How To Choose A Multivitamin


Choosing a multivitamin can be a daunting task even for those of us that are really nutritionally savvy. There are tons of options and lots of misinformation. You may think that you eat a balanced diet so may not need supplements but did you know that in 2002 the American Medical Association began recommending a daily multivitamin for everyone? They studied the relationship between disease and vitamin intake for nearly 40 years’ worth of data and found that lower levels of vitamins correlated with a variety of chronic disease risks including cancer and heart disease.   The following information will help you make smarter choices when picking out a brand and formulation for you and your loved ones.

Different supplements are helpful for different life stages so it’s important to know what you really need. For example, a pre-menopausal woman would benefit from iron where a man or post-menopausal woman wouldn’t. That said, the FDA doesn’t regulate most claims, so a claim of senior formula, advanced, or complete for example does not mean the same thing from brand to brand.

Brands differ not only in the formulation of nutrients in terms of form and concentration, but they also vary in terms of additional ingredients.   Some will contain milk, wheat, soy and yeast which are important to note if you have food allergies or sensitivities. Other common unexpected ingredients are disintegrating agents which swell when wet to aid in tablet or capsule disintegration, flow agents like oils or waxes to facilitate the movement of the supplement through machinery and coating to ease swallowing. The most commonly sold supplement in the United States has hydrogenated palm oil and polyethylene glycol in it.   Reading the label is the only way to know what you are putting in your body.

When choosing a brand I look for as many optimal bioavailable forms of vitamins and minerals possible for the price. You should also consider dose (one time a day versus 4 times a day) and form. If you can’t swallow pills look for liquid forms; remembering to take your vitamin and not loathing the experience makes all the difference in the world towards your compliance.

A good multivitamin will contain approximately 100% of the daily value for thiamin (B1), riboflavin (B2), niacin (B3), pyridoxine (B6), B12 and folate. Choose a formulation with relatively equal percentages of B6, B12 and folate (as oppose to 50% of one and 4000% of another) as they are all required for the formulation of methionine.   The most bioavailable source for B6 is Pyridoxal-5-Phosphate (P5P) and for B12 it’s methylcobalamin.  For folate, look for folate and not for folic acid; they are not the same.  Folic acid is a synthetic variant and will block the natural folate receptors on the cell.

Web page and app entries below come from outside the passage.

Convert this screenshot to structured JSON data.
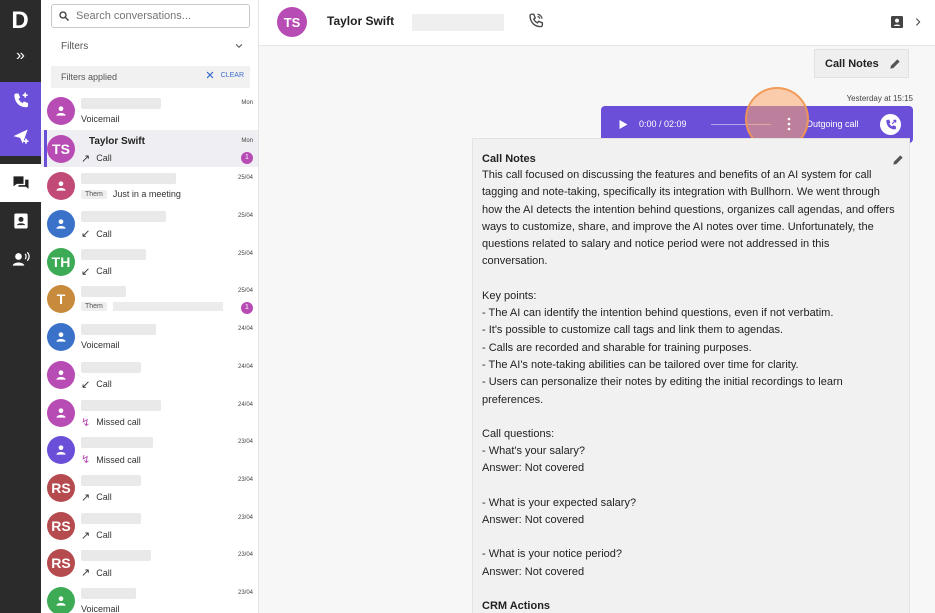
{
  "rail": {
    "logo": "D"
  },
  "list": {
    "search_placeholder": "Search conversations...",
    "filters_label": "Filters",
    "filters_applied": "Filters applied",
    "clear_label": "CLEAR",
    "items": [
      {
        "initials": "",
        "color": "#b84cb5",
        "blur_w": 80,
        "sub": "Voicemail",
        "arrow": "",
        "date": "Mon",
        "badge": ""
      },
      {
        "initials": "TS",
        "color": "#b84cb5",
        "name": "Taylor Swift",
        "sub": "Call",
        "arrow": "↗",
        "date": "Mon",
        "badge": "1"
      },
      {
        "initials": "",
        "color": "#c24a77",
        "blur_w": 95,
        "tag": "Them",
        "sub": "Just in a meeting",
        "arrow": "",
        "date": "25/04",
        "badge": ""
      },
      {
        "initials": "",
        "color": "#3b72c9",
        "blur_w": 85,
        "sub": "Call",
        "arrow": "↙",
        "date": "25/04",
        "badge": ""
      },
      {
        "initials": "TH",
        "color": "#3daa56",
        "blur_w": 65,
        "sub": "Call",
        "arrow": "↙",
        "date": "25/04",
        "badge": ""
      },
      {
        "initials": "T",
        "color": "#c88a3b",
        "blur_w": 45,
        "tag": "Them",
        "sub": "",
        "arrow": "",
        "date": "25/04",
        "badge": "1"
      },
      {
        "initials": "",
        "color": "#3b72c9",
        "blur_w": 75,
        "sub": "Voicemail",
        "arrow": "",
        "date": "24/04",
        "badge": ""
      },
      {
        "initials": "",
        "color": "#b84cb5",
        "blur_w": 60,
        "sub": "Call",
        "arrow": "↙",
        "date": "24/04",
        "badge": ""
      },
      {
        "initials": "",
        "color": "#b84cb5",
        "blur_w": 80,
        "sub": "Missed call",
        "arrow": "↯",
        "date": "24/04",
        "badge": ""
      },
      {
        "initials": "",
        "color": "#6b4fd8",
        "blur_w": 72,
        "sub": "Missed call",
        "arrow": "↯",
        "date": "23/04",
        "badge": ""
      },
      {
        "initials": "RS",
        "color": "#b54b4f",
        "blur_w": 60,
        "sub": "Call",
        "arrow": "↗",
        "date": "23/04",
        "badge": ""
      },
      {
        "initials": "RS",
        "color": "#b54b4f",
        "blur_w": 60,
        "sub": "Call",
        "arrow": "↗",
        "date": "23/04",
        "badge": ""
      },
      {
        "initials": "RS",
        "color": "#b54b4f",
        "blur_w": 70,
        "sub": "Call",
        "arrow": "↗",
        "date": "23/04",
        "badge": ""
      },
      {
        "initials": "",
        "color": "#3daa56",
        "blur_w": 55,
        "sub": "Voicemail",
        "arrow": "",
        "date": "23/04",
        "badge": ""
      }
    ]
  },
  "header": {
    "initials": "TS",
    "name": "Taylor Swift"
  },
  "main": {
    "call_notes_button": "Call Notes",
    "timestamp": "Yesterday at 15:15",
    "player": {
      "time": "0:00 / 02:09",
      "label": "Outgoing call"
    },
    "card": {
      "title": "Call Notes",
      "summary": "This call focused on discussing the features and benefits of an AI system for call tagging and note-taking, specifically its integration with Bullhorn. We went through how the AI detects the intention behind questions, organizes call agendas, and offers ways to customize, share, and improve the AI notes over time. Unfortunately, the questions related to salary and notice period were not addressed in this conversation.",
      "key_points_title": "Key points:",
      "key_points": [
        "- The AI can identify the intention behind questions, even if not verbatim.",
        "- It's possible to customize call tags and link them to agendas.",
        "- Calls are recorded and sharable for training purposes.",
        "- The AI's note-taking abilities can be tailored over time for clarity.",
        "- Users can personalize their notes by editing the initial recordings to learn preferences."
      ],
      "questions_title": "Call questions:",
      "q1": "- What's your salary?",
      "a1": "Answer: Not covered",
      "q2": "- What is your expected salary?",
      "a2": "Answer: Not covered",
      "q3": "- What is your notice period?",
      "a3": "Answer: Not covered",
      "crm_title": "CRM Actions"
    }
  }
}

For vitamin A look for water soluble beta carotene as opposed to fat soluble retinal or retinal so that your body can absorb what it needs. Mass doses of Vitamin A as retinal or retinol (often called vitamin A palmitate or acetate) are linked to weaker bones, liver abnormalities, birth defects and lung cancer in smokers.   The best formulation for vitamin E is D-alpha-tocopherol or mixed tocopherols (tocotrienols).   The synthetic form of vitamin E, the DL form, does not provide the same benefits as the natural form.   The best way to get vitamin D is through sunshine. Natural sunlight activates two water soluble sulfur based chemicals in our skin that are not available through supplementation, but if you need to supplement look for D3 or cholecalciferol.   Vitamin D creates vitamin K2-dependent proteins to move calcium into your bones so look for K2 or menaquinone in your supplements.

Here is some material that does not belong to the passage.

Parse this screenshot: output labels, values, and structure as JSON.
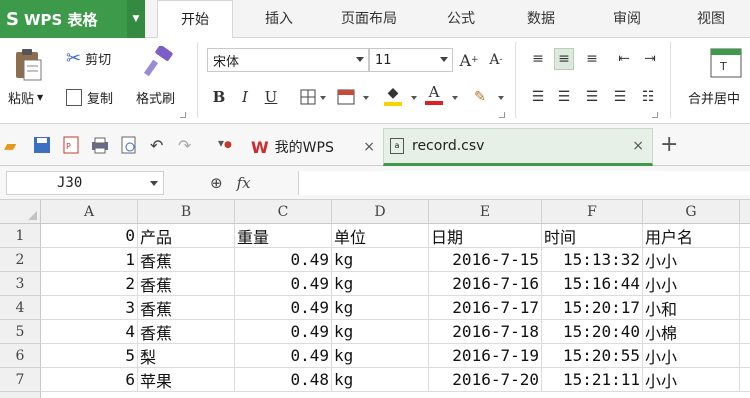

For strong bones, as said you need vitamin D and K, but you also need protein, phosphorus, magnesium, potassium, vitamin C, zinc, boron, copper, silica and more! Don’t just take calcium, look for supplements (and food sources) that are rich in all of the above. Calcium is best in the citrate or malate form, but better is to get what you need from food. If you take a calcium supplement take it separately from your iron supplement as it competes for absorption. Also take calcium with meals. Magnesium glycinate is a chelated form of magnesium that tends to provide the highest levels of absorption and bioavailability but is also the most expensive of the options available. The most bioavailable forms of iron are iron fumarate or iron malate.

Other important supplements are pre and pro biotics and omega-3 fatty acids. I’ll have to leave that topic for another day so that your brain doesn’t explode.   Remember supplements are exactly that; supplements. Meant to add to and fill out a diverse and healthy whole foods diet.